Sri Lankan food is like no other. Filled with aromatic spices and vibrant color, Sri Lankan food leaves you feeling happy, warm, and content. To any native Sri Lankan, nothing beats a hearty plate of rice and curry. So much so that most Sri Lankans insist on carrying jars of homemade curry or condiments when they travel abroad.
While spiciness is essentially a defining feature of Sri Lankan food, curry is most definitely another. Various different curries made with a multitude of different vegetables, meats, and spices are abundant in Sri Lanka. When you think of rice and curry, you immediately picture a full plate of rice, spicy meat curry, dhal curry, papadum (crispy deep fried crackers), mallum (green salad) and a deep fried red chilli for a little extra kick. Sri Lankan curry varies from the not-at-all-spicy kiri hodi and the mildly spicy dhal curry to the eye-wateringly spicy chicken curry that is everyone’s favourite. From lunu miris (spicy onion sambol) and pol sambol (coconut sambol) to maalu ambulthiyal (fish curry), the variety and variation of Sri Lankan curry and sambols is endless, and is a must for everyone who visits Sri Lanka. But wait! Rice is not the only thing you eat curry with! Sri Lankan cuisine offers a variety of uniquely Sri Lankan foods such as indi appa (string hoppers), appa (hoppers), pittu and roti that pair amazingly well with the different curries and sambols.
One of the reasons why Sri Lanka is an ideal destination for travelers and food enthusiasts is the multi-cultural nature of the country. Sri Lankan cuisine is a culmination of diverse food items from the various cultures in the country. Each ethnic community in Sri Lanka offers their own unique contribution to Sri Lankan cuisine. The Sinhalese community is known for foods such as kiribath (milk rice) and the variety of festive sweets such as kavum, kokis, aluwa etc. The Tamil community brings a range of mouth-watering foods such as dosai, idly, wadei, murukku etc and delicious sweets such as kesari, jalebi and laddoo etc.

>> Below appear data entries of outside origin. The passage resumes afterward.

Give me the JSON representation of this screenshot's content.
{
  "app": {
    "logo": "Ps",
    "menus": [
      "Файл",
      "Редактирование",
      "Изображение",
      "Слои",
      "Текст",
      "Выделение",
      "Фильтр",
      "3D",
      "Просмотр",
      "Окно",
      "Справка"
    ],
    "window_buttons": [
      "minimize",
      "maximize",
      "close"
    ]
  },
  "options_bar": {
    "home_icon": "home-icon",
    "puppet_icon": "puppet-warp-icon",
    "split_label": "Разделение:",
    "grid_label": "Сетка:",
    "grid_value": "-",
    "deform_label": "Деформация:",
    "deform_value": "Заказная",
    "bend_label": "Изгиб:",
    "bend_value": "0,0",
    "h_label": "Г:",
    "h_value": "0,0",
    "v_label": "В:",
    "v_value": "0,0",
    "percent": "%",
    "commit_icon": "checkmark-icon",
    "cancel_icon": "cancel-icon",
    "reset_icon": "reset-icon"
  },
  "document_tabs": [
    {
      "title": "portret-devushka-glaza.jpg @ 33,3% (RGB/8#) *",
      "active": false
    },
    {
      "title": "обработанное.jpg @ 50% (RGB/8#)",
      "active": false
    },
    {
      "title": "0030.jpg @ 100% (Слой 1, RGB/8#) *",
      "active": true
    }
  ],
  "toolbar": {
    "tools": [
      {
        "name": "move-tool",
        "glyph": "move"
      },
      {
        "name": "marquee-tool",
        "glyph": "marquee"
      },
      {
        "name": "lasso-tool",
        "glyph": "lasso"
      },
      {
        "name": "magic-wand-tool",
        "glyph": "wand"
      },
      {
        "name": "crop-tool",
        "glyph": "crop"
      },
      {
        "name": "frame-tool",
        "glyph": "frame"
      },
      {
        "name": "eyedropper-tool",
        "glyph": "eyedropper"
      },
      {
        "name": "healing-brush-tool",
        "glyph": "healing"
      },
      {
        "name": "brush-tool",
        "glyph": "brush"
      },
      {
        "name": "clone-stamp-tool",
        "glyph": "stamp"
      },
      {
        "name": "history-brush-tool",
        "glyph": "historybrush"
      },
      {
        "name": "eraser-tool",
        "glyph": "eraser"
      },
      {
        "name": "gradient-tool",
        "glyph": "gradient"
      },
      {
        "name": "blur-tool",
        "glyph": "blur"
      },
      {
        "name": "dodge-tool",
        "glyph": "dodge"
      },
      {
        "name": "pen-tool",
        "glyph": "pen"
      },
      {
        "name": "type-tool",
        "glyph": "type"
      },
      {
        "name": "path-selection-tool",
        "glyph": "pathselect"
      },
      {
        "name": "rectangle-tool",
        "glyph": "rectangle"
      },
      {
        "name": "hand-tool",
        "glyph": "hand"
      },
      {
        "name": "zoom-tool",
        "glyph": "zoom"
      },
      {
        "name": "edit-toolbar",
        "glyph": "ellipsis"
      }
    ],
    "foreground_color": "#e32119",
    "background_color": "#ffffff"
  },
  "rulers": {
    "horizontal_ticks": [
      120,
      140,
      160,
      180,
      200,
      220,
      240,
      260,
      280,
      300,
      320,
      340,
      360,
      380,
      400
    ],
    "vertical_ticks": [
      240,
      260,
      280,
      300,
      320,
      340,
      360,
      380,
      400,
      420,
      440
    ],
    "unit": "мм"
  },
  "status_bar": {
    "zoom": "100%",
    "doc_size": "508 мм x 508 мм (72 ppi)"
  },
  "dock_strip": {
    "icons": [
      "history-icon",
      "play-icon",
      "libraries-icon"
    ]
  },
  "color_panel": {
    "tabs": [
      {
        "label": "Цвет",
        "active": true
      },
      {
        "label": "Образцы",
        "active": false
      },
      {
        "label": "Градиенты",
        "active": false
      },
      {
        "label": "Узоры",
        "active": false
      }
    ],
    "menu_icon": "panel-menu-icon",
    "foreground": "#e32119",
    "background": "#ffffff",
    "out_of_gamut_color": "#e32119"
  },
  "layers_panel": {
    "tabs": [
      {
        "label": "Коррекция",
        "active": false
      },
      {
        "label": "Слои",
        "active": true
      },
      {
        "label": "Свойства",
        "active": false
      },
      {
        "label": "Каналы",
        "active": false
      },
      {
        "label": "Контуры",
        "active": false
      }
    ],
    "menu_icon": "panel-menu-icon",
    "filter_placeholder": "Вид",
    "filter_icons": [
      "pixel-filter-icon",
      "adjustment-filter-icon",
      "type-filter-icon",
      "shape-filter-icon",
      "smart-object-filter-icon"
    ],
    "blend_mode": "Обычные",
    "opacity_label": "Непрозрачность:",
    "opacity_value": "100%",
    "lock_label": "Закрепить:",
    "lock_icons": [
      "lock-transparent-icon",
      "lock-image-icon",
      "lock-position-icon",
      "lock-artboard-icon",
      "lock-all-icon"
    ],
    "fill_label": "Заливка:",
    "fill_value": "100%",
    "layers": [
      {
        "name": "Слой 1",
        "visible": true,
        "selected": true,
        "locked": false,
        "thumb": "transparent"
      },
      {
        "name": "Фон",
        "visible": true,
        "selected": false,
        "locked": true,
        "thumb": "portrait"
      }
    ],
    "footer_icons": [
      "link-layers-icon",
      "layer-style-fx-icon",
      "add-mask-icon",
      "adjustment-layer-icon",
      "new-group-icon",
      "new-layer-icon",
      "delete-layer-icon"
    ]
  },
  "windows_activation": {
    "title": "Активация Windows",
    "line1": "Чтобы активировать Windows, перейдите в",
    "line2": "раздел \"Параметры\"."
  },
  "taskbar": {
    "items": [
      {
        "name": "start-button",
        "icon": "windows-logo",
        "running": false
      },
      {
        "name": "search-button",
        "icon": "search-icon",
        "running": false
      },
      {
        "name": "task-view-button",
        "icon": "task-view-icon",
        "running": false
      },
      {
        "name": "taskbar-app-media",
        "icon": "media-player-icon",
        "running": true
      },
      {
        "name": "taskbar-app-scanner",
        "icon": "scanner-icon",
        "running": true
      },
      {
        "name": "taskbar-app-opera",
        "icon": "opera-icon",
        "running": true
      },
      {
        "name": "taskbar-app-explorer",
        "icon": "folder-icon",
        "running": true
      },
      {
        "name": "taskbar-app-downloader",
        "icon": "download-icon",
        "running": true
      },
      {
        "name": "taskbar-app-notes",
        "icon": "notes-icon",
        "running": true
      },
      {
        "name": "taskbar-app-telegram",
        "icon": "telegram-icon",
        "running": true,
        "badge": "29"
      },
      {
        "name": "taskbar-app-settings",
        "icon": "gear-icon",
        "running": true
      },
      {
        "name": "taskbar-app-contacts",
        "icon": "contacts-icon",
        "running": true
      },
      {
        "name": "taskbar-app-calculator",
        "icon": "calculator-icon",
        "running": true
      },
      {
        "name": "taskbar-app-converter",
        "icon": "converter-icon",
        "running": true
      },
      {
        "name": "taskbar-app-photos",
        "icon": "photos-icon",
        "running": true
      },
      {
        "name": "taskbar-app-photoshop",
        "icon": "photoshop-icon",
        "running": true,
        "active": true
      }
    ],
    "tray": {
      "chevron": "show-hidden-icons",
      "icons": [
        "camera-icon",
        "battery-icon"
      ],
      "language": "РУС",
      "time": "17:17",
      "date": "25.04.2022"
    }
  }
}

Faluda, biryani, and wattalapam are foods that has its roots in the Sri Lankan Muslim community. The Burgher community is known for its lamprais, rich cake, and Sri Lankan style crepes/ pancakes stuffed with pani pol (shredded coconut with honey) that is just what you need to enjoy your evening cup of tea to the max.
Street food must not be left out when speaking of Sri Lankan cuisine. Kottu is undoubtedly one of the most defining items of Sri Lankan street food. Made up of shredded gothamba roti, vegetables, meat, and a healthy serving of spicy curry, kottu is the ultimate Sri Lankan comfort food and is most certainly up there in the top 10 Sri Lankan foods to try before you die. In fact, most youth in Sri Lanka like to enjoy a plate of creamy cheese kottu after a long night of drinking. You simply cannot walk down a road in Sri Lanka without spotting a cart or display case full of colorful fruity drinks, isso wadei, samosas, achcharu, manioc chips etc. that you are just tempted to buy. ‘Short eats’ are another vital and unique part of Sri Lankan cuisine. Consisting of patties, cutlets, Chinese rolls, maalu paan (fish buns), and various types of pastries, short eats are always there when you need a snack with your evening tea or a quick breakfast in the morning.
Given the countless assortment of flavors and textures of Sri Lankan food, there is no doubt that Sri Lankan cuisine is a phenomenal gastronomical adventure. From fine dining establishments to roadside eateries and street food vendors, Sri Lanka offers a unique and flavorsome food experience to all travelers. By visiting Sri Lanka, you get to experience the cuisine of not just one but four different cultures that all seamlessly blend into a type of cuisine that can only be defined as inherently Sri Lankan.